THE TASK: Set all the entries down once more, with nothing altered.

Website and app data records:
-------------------------

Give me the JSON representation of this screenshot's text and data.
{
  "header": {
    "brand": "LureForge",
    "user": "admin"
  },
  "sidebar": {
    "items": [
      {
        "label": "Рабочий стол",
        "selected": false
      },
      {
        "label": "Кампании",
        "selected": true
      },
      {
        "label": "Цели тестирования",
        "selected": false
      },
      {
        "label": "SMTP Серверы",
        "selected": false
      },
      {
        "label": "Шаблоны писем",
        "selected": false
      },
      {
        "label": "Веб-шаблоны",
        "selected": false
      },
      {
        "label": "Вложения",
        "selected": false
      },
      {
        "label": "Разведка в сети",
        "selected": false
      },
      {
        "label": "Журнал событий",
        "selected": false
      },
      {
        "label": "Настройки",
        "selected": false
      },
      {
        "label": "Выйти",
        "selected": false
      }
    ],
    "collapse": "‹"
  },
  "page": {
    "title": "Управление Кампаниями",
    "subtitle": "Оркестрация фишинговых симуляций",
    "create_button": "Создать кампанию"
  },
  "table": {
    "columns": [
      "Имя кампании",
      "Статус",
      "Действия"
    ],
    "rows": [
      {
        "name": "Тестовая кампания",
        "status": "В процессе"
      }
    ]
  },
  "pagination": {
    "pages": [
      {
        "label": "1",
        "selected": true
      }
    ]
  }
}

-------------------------

SOLUTION TO THE PROBLEM:
Give me the JSON representation of this screenshot's text and data.
{
  "header": {
    "brand": "LureForge",
    "user": "admin"
  },
  "sidebar": {
    "items": [
      {
        "label": "Рабочий стол",
        "selected": false
      },
      {
        "label": "Кампании",
        "selected": true
      },
      {
        "label": "Цели тестирования",
        "selected": false
      },
      {
        "label": "SMTP Серверы",
        "selected": false
      },
      {
        "label": "Шаблоны писем",
        "selected": false
      },
      {
        "label": "Веб-шаблоны",
        "selected": false
      },
      {
        "label": "Вложения",
        "selected": false
      },
      {
        "label": "Разведка в сети",
        "selected": false
      },
      {
        "label": "Журнал событий",
        "selected": false
      },
      {
        "label": "Настройки",
        "selected": false
      },
      {
        "label": "Выйти",
        "selected": false
      }
    ],
    "collapse": "‹"
  },
  "page": {
    "title": "Управление Кампаниями",
    "subtitle": "Оркестрация фишинговых симуляций",
    "create_button": "Создать кампанию"
  },
  "table": {
    "columns": [
      "Имя кампании",
      "Статус",
      "Действия"
    ],
    "rows": [
      {
        "name": "Тестовая кампания",
        "status": "В процессе"
      }
    ]
  },
  "pagination": {
    "pages": [
      {
        "label": "1",
        "selected": true
      }
    ]
  }
}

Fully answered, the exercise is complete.